KENYA has announced plans to partner with Djibouti to construct the country’s fifth submarine cable at a cost of $59 million.
According to the Director of Shared Services at the ICT Authority Robert Mugo, the project, dubbed ‘the Djibouti Africa Regional Express (DARE), is aimed at powering an inclusive digital economy.
‘We have become a regional hub, the submarine connections helps to make sure that data moves in a more secure manner,’ said Mugo.
Improve Digital economy
The DARE is set to run from Djibouti to Mombasa and will complement the current subsea optical fibres SEACOM, Easts African Marine Cable System (TEAMS), Eastern African Submarine Cable System (EASsy) and Lion2 that links Madagascar to Kenya.
One of the cables will run from Pakistan in Asia to Mombasa, then through the Suez Canal to Egypt and Europe. According to Kenya’s Digital Economy blueprint, it is estimated that the digital economy will be worth $23 trillion by 2025 and that returns on ICT Investment will be 6.7 times higher than other sectors.
The 2019 Kenya National Economic Survey report shows the value of the ICT sector expanded by 12.9 percent from $3trillion in 2017 to $4trillion in 2018, driven by growth in the digital economy.
Mugo said that DARE marine survey has already been completed, construction contract awarded and that the Djibouti government is at the stage of finalising who will put in what and what shares they will get. While Kenya has four submarine cables, Djibouti has nine, opening wider access of Kenyan network.

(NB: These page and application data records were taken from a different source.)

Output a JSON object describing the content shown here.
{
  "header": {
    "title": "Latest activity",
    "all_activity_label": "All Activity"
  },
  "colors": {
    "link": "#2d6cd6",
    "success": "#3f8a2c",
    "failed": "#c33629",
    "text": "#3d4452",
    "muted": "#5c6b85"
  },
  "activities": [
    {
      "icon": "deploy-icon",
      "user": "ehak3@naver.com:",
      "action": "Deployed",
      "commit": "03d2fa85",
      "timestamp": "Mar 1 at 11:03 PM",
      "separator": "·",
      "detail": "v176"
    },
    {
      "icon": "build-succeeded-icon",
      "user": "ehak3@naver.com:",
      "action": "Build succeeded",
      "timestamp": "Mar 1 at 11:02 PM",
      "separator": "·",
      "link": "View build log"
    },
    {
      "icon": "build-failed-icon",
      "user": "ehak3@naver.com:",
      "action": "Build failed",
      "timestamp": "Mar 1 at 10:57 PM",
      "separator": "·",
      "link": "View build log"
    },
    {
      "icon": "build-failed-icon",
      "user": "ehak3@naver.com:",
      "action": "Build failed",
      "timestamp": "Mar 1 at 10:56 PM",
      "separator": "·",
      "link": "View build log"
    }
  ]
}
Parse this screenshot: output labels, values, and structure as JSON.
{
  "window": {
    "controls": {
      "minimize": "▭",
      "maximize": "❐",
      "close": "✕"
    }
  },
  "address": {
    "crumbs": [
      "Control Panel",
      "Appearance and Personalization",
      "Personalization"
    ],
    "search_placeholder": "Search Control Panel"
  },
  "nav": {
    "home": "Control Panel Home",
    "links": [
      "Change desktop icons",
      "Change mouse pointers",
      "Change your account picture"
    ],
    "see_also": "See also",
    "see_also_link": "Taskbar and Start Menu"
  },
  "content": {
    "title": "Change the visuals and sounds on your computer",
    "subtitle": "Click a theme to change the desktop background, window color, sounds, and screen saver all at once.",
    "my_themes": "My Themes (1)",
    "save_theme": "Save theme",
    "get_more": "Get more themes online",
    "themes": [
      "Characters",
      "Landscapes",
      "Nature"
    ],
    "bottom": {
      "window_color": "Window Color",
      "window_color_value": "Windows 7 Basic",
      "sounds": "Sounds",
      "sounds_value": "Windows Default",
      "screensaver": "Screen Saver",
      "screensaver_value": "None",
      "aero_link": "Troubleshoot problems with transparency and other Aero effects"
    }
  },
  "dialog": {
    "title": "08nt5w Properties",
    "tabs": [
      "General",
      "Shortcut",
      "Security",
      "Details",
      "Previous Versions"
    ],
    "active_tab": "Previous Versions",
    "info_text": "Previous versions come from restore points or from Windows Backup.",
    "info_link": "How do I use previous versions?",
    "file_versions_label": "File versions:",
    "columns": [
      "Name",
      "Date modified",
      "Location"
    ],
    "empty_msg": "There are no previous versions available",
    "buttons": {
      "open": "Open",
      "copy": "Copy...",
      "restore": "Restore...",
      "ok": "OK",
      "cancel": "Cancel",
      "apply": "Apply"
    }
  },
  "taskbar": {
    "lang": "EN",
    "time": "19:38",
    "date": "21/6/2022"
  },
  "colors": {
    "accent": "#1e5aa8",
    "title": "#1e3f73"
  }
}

Additionally, the government t will launch 9,100 kilometres of fibre next month valued at $198 million. At least 8,000 km of the fibre has been laid so far under the National Optical Fibre Backbone Infrastructure project and other inter-county optical fibre installations. The fibre will be connected to more than 10,000 health facilities across the country and other government institutions to ease access to government services.